We have so many opportunities during this New Year period to reflect on the things we want to create and craft and bring into our lives for the coming New Year. And this is a fantastic opportunity for you to pause and think about if you knew that you could survive feeling disappointed. What would you choose to do next year?
What would your big goals be? And when I say you're willing to feel disappointed, that might feel icky to you. But if you think about what disappointment feels like in your body, when you name the physical sensations that alert you to the fact that it is the emotion that's going on, somehow all the fire and the heaviness of it is slightly reduced.
So disappointment for you feels like a heaviness in your stomach, tightness in your chest, dry mouth, a sort of shallowness of your breathing. If you explain this to somebody who's never experienced emotions before, if you were expecting this to a tree, maybe trees have emotions. I wonder if I'll go to ask them. But if you're trying to explain what disappointment feels like to somebody in terms of physical sensations, would you be willing to experience having a tight belly and a dry mouth to get a book published or take those swimming lessons every day or maybe go and ask that person out?
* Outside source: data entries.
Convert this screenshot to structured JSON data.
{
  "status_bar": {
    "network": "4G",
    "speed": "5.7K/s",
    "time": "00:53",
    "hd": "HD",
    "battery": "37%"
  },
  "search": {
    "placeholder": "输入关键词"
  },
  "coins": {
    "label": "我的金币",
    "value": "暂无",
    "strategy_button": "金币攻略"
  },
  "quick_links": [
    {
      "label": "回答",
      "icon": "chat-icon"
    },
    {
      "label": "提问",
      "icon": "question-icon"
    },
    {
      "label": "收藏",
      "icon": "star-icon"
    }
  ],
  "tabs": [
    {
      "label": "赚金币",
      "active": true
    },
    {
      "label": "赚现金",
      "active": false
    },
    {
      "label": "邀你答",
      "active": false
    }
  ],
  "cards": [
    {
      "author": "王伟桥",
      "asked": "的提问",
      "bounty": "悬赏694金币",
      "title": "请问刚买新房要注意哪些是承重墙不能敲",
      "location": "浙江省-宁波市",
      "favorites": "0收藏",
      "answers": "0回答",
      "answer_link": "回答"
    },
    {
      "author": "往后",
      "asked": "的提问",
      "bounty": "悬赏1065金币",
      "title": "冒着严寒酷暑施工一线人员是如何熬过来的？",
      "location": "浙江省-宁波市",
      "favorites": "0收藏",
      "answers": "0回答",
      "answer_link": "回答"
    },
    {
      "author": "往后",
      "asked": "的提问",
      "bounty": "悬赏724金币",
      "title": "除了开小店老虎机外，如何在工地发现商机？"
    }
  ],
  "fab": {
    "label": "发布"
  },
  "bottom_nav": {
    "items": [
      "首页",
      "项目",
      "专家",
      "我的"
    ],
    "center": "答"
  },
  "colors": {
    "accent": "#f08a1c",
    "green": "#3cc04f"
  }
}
Or sign up for a line dancing class that you've always wanted to do. Who knows what your big thing is? But if you're willing to see that you could handle any emotion in your body because our emotions are just physical sensations that you've dealt with 100,000 million times in your body before that. That's the worst that could happen, a physical sensation in your body that you can process.
Then we don't need to avoid them. We can begin trying to teach our brains that it's safe to take risks and that it's safe for us to be able to learn new things and go on new adventures. I'm hoping that 2023 is filled with many adventures for you. If you had to drop me a line and let me know your New Year's resolution and your needs adventures, I would love to hear them.
I hope this has been useful.